EXERCISE DIRECTIONS:
Whenever the word "image" turns up in a line of the data below, copy that line.

*** Opening EXTRACTED INFORMATION ***

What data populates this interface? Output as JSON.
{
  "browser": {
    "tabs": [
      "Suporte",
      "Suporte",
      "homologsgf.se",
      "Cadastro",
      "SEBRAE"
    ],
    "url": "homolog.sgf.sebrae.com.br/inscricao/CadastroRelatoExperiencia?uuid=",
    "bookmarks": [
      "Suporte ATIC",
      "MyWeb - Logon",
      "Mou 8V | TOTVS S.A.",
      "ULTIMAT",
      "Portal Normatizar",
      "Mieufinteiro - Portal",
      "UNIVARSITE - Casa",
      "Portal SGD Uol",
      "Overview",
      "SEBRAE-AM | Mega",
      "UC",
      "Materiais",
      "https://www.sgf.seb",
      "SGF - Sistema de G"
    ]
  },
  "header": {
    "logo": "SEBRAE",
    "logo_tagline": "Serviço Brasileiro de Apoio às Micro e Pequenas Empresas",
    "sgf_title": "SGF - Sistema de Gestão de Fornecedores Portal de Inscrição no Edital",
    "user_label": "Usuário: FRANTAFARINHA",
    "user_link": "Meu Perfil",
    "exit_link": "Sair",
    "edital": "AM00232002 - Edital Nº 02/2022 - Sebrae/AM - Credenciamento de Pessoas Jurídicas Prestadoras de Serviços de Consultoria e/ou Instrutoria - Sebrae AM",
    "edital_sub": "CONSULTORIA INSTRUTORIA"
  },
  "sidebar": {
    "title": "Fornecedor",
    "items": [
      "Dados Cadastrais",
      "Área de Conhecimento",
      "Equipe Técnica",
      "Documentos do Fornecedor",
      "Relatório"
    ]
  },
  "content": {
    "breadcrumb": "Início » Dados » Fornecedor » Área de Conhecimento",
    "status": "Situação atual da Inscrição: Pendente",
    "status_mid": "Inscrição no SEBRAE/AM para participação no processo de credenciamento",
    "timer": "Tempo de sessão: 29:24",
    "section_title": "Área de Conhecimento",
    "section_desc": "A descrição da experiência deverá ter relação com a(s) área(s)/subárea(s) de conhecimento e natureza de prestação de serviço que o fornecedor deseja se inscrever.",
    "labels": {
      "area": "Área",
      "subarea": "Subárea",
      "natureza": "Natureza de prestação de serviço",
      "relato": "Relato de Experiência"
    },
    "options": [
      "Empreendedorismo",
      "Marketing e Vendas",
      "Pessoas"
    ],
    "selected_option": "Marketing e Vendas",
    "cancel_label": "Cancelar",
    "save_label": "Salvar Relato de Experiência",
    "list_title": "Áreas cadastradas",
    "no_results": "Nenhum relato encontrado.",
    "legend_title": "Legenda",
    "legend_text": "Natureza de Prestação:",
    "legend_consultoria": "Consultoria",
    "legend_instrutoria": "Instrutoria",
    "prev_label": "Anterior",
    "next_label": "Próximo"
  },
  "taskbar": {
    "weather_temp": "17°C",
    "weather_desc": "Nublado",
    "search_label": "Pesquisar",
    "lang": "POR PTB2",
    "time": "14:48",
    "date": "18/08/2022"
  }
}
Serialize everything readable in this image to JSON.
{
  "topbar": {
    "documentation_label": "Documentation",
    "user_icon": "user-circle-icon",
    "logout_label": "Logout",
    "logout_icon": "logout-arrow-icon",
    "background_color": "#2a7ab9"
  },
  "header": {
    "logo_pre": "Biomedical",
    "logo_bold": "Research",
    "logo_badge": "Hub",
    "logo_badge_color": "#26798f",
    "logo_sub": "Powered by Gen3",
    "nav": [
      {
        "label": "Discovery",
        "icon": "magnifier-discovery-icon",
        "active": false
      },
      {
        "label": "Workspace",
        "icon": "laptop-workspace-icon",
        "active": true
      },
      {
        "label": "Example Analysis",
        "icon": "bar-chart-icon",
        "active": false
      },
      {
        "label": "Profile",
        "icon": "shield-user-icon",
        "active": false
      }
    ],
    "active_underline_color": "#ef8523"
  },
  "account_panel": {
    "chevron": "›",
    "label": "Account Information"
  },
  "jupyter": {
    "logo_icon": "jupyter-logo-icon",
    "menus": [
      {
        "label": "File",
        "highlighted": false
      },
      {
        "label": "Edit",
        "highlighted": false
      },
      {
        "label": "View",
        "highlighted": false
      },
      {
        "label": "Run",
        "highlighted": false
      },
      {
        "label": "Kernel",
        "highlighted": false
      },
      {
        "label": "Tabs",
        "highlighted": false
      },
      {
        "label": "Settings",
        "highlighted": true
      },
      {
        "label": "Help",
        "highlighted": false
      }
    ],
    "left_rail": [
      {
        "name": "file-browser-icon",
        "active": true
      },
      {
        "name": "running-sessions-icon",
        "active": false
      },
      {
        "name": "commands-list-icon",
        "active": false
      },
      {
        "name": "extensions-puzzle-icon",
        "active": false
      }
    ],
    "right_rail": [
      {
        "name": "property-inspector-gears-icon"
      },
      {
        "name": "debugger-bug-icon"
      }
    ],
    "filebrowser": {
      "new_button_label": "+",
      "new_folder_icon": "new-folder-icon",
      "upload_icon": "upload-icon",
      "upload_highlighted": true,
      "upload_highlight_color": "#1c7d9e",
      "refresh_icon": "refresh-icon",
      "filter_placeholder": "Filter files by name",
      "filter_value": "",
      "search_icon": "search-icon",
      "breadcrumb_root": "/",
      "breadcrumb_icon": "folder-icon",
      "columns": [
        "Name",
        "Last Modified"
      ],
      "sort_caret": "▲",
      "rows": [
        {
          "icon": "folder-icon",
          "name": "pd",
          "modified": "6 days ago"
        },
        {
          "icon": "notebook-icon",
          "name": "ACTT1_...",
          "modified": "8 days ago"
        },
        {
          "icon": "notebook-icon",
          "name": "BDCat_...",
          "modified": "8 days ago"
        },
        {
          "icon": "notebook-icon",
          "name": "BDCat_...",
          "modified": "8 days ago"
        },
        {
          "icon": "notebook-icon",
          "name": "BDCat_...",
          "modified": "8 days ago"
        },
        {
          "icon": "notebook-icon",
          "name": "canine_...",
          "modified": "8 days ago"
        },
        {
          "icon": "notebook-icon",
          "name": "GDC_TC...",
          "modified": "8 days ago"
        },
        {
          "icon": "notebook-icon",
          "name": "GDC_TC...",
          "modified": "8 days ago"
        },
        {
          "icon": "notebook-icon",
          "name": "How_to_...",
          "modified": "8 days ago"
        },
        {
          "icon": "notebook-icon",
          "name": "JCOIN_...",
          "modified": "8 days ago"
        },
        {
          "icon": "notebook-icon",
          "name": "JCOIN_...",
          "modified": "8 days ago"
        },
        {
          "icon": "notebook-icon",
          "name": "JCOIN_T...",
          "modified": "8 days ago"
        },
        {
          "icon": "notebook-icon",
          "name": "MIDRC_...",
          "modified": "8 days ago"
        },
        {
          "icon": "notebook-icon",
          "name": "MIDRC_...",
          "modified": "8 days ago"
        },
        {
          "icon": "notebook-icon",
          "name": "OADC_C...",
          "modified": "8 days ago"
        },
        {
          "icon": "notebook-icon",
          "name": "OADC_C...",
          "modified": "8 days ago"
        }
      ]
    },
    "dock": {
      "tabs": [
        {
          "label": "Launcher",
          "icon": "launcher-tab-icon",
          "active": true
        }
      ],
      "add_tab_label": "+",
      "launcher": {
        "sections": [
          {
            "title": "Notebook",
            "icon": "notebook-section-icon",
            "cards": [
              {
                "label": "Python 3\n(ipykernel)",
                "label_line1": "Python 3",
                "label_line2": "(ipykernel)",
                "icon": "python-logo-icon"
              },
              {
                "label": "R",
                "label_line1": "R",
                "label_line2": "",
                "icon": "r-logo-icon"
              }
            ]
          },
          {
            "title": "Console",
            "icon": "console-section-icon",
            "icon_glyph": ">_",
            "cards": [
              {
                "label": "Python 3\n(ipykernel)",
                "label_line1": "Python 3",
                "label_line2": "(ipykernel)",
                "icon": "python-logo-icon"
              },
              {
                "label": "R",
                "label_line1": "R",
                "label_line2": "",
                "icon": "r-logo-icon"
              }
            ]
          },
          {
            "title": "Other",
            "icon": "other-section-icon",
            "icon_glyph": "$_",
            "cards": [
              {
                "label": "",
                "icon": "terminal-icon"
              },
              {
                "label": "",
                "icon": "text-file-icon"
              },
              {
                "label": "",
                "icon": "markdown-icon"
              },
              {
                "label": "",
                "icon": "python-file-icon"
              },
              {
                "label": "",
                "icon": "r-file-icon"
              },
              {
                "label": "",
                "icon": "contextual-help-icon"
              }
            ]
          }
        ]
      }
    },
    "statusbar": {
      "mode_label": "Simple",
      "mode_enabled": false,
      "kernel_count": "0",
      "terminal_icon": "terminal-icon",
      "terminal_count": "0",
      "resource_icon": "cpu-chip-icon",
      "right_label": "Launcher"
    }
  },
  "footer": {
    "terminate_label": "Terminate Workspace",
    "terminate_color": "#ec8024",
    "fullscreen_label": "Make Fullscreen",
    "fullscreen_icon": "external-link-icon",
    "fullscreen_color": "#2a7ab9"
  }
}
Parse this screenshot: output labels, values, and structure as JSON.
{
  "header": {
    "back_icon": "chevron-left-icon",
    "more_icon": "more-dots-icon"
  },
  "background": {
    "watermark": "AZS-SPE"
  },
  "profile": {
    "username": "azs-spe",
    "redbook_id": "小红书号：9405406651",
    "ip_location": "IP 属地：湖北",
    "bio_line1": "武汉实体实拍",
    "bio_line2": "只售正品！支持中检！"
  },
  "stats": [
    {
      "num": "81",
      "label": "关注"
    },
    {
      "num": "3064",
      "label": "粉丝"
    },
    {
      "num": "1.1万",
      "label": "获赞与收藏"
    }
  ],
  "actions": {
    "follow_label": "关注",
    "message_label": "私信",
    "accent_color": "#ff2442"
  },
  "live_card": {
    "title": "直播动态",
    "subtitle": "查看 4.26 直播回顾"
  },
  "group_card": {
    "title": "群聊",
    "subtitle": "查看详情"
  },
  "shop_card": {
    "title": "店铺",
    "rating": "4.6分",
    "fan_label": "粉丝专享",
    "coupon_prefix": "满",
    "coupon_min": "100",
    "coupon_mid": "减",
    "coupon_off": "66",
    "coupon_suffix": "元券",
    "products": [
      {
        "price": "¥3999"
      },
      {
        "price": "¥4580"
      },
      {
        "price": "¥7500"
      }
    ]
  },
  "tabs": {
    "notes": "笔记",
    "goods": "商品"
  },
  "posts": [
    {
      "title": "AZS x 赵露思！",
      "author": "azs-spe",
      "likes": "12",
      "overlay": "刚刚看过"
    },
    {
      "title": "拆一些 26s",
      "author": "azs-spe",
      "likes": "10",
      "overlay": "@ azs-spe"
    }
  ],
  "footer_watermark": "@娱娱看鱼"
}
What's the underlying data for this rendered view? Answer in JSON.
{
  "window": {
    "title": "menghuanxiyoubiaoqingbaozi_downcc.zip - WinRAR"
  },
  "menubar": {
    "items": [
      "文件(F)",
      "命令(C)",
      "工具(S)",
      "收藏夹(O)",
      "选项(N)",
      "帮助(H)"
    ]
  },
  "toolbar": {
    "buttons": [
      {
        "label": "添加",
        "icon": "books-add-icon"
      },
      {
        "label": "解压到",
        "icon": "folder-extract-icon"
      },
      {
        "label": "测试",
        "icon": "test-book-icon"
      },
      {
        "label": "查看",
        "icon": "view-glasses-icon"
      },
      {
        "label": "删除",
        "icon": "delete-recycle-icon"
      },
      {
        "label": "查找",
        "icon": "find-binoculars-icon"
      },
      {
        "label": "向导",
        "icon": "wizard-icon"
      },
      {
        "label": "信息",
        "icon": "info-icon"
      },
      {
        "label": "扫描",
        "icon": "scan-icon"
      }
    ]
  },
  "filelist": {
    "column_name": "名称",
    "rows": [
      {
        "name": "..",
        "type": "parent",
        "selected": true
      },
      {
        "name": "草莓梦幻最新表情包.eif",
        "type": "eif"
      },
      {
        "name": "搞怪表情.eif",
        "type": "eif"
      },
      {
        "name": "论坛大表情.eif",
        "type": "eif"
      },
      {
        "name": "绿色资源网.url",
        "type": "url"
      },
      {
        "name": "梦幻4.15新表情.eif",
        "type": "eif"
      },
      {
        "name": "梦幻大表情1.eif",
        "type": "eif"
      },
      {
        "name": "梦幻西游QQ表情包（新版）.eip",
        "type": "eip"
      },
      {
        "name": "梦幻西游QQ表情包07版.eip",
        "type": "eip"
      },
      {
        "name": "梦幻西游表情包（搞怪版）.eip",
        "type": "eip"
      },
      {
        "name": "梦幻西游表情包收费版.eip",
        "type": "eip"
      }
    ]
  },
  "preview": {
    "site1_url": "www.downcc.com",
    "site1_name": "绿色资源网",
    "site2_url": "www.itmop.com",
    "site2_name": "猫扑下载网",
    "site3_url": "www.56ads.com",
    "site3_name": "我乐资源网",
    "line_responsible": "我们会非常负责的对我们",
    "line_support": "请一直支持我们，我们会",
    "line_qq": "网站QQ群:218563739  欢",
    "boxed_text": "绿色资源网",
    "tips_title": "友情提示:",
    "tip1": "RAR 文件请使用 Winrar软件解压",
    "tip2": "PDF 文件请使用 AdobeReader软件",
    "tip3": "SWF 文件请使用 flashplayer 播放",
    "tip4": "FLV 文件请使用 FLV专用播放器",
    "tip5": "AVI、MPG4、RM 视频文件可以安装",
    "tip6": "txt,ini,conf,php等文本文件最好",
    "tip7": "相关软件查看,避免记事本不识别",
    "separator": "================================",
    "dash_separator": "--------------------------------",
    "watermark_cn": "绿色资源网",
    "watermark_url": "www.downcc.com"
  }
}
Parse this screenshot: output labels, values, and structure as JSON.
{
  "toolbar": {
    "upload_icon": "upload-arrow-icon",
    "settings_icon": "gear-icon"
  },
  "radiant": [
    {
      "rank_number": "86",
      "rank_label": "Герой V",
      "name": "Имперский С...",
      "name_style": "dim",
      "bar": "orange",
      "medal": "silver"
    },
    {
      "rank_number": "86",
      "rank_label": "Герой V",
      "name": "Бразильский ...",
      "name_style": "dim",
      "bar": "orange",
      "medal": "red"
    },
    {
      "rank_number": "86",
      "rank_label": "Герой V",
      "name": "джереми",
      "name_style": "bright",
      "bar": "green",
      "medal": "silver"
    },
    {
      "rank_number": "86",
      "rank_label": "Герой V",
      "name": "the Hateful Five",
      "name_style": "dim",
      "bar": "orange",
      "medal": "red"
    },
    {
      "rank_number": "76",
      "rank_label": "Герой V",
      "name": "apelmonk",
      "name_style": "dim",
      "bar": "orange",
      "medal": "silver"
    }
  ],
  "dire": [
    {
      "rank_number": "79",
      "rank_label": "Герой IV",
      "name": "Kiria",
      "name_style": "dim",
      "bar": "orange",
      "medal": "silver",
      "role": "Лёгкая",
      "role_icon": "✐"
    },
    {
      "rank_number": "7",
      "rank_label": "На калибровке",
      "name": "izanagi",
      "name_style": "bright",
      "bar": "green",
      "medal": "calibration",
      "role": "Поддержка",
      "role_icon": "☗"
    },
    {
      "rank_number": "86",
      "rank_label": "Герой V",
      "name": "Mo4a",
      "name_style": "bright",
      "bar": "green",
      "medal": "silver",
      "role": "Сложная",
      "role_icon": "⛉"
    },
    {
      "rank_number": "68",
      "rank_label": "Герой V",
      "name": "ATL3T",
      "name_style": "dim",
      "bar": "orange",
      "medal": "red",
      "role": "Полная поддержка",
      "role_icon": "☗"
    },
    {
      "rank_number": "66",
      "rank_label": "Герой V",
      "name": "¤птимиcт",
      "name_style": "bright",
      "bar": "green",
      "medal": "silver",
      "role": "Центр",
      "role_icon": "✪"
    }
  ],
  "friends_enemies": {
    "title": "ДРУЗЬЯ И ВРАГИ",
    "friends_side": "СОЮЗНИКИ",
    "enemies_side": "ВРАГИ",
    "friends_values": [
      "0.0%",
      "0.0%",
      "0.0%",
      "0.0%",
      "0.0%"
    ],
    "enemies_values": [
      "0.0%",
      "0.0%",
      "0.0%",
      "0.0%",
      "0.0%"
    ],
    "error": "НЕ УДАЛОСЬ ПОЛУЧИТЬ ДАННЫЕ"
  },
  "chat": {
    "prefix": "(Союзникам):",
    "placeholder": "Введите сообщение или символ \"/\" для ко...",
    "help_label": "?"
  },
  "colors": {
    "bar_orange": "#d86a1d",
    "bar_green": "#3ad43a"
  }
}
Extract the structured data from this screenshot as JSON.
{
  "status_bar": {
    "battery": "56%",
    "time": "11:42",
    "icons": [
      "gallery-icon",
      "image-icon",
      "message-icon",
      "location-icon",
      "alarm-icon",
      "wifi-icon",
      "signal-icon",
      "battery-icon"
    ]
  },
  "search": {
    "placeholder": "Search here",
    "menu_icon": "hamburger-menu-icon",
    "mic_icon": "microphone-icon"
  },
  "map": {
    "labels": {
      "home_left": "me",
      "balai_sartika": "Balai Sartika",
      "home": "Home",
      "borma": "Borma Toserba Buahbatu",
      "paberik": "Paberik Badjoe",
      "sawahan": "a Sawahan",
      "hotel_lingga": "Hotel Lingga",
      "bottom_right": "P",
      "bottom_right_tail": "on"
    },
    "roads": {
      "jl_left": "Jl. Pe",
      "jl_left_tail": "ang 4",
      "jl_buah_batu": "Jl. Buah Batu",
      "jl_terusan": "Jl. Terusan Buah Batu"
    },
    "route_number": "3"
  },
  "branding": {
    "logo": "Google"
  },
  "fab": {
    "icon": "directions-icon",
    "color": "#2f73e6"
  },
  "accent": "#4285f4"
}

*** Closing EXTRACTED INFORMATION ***

RESPONSE:
Serialize everything readable in this image to JSON.
      "image-icon",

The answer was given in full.